The Wall Street Journal roused varied reactions
with its story on a Cheaper Way To File For Bankruptcy
by Katy Stech Ferek.
First, I am opposed to licensing of most professions,
including law. It deceives the public into believing competence exists, where it may, or may not.
Take away the licensing, and consumers will have to be more careful.
So, I am not a you-have-to-hire-a-lawyer for this guy.
Any lawyer licensed in Michigan can file your bankruptcy, and may be an expert, or know less about bankruptcy law than you do. That she has a license to practice law tells you nothing about competence
Chapter 7 Bankruptcy
The disturbing quote from the story is:
chapter 7 protection, a process that almost 500,000 consumers used last year to sell valuables and cancel unpaid debts.
Well, uh, no, that is NOT what Chapter 7 does.
Which shows how easy it is to oversimplify and mislead with general statements.
Michigan allows use of the federal bankruptcy exemptions; most states do not.
So, over 90% of the Chapter 7 cases in Michigan are no asset, meaning, the trustee collects nothing for creditors. The debtor, the one who files bankruptcy, loses no “valuables.”
The debtor determines which property to claim as exempt, and it can be jewelry, real estate, bonds, or other valuables.
THIS DEPENDS ON YOUR STATE.
The story points out that the law changes in 2005 greatly increased the cost of filing bankruptcy, because time consuming new burdens were placed on bankruptcy lawyers, like me, which cost more time, which meant we had to charge more.

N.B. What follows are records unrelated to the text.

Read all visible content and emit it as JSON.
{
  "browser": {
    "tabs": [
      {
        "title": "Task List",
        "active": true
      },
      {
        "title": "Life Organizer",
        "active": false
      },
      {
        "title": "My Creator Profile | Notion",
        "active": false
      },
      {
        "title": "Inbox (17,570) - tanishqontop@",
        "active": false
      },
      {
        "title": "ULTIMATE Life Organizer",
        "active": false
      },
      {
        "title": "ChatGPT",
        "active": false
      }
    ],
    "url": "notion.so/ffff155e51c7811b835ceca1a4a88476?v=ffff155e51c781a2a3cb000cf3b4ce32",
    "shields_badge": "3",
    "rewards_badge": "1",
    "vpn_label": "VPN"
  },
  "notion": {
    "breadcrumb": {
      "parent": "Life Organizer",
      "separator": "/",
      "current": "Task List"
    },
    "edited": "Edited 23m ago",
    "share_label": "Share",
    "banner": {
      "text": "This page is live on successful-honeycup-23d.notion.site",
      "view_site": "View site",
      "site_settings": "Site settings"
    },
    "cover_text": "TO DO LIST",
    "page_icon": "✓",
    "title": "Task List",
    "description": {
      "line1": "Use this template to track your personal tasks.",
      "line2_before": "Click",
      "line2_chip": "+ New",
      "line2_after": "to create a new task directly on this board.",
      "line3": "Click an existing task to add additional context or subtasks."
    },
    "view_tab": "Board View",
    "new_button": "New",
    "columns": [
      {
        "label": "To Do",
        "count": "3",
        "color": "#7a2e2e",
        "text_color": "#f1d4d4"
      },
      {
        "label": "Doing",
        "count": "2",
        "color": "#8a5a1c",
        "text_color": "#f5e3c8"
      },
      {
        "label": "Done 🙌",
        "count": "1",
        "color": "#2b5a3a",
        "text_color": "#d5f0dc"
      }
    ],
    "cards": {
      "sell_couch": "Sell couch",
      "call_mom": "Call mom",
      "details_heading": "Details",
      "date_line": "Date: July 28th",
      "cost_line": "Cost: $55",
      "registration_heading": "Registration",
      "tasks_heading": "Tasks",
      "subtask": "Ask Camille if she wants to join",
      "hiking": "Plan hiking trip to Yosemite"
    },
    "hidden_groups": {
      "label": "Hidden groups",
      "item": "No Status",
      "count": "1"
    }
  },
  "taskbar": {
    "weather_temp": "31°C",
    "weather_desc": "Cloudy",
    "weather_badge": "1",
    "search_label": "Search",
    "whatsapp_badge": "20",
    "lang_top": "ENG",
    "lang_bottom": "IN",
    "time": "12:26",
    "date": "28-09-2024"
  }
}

The government now charges a $335.00 filing fee for chapter 7 bankruptcy cases, before you get to paying an attorney.
Now, that fee can be waived by the bankruptcy court.
How Can People Who Are Broke Afford Bankruptcy?
This is the question and the issue the new software addresses.
The differences in exemption laws between the 50 states is a challenge to put in one software package. And the federal forms and amounts therein change periodically.
But these things can be overcome. I pay over $1,000 per year to keep my bankruptcy software up to date.
And the poorer people who want and need to file Chapter 7 bankruptcy are preyed on by “petition preparers” who are limited to $100 compensation in Detroit, for typing.
They are not to give legal advice, but many of them do, after charging $500 or more, and telling their clients to lie about it if asked.
And messing up the paperwork they prepare, costing their clients more money.
The Eastern District of Michigan has an excellent program, Access to Bankruptcy Court. (ABC)
If you qualify, little or no income, you get a real bankruptcy lawyer from the volunteer panel, the filing fee is waived by the court, and the ABC program pays the lawyer $400 for handling the case.
This is an excellent way to address the issue, though not exclusive, and there is a place for the new software project.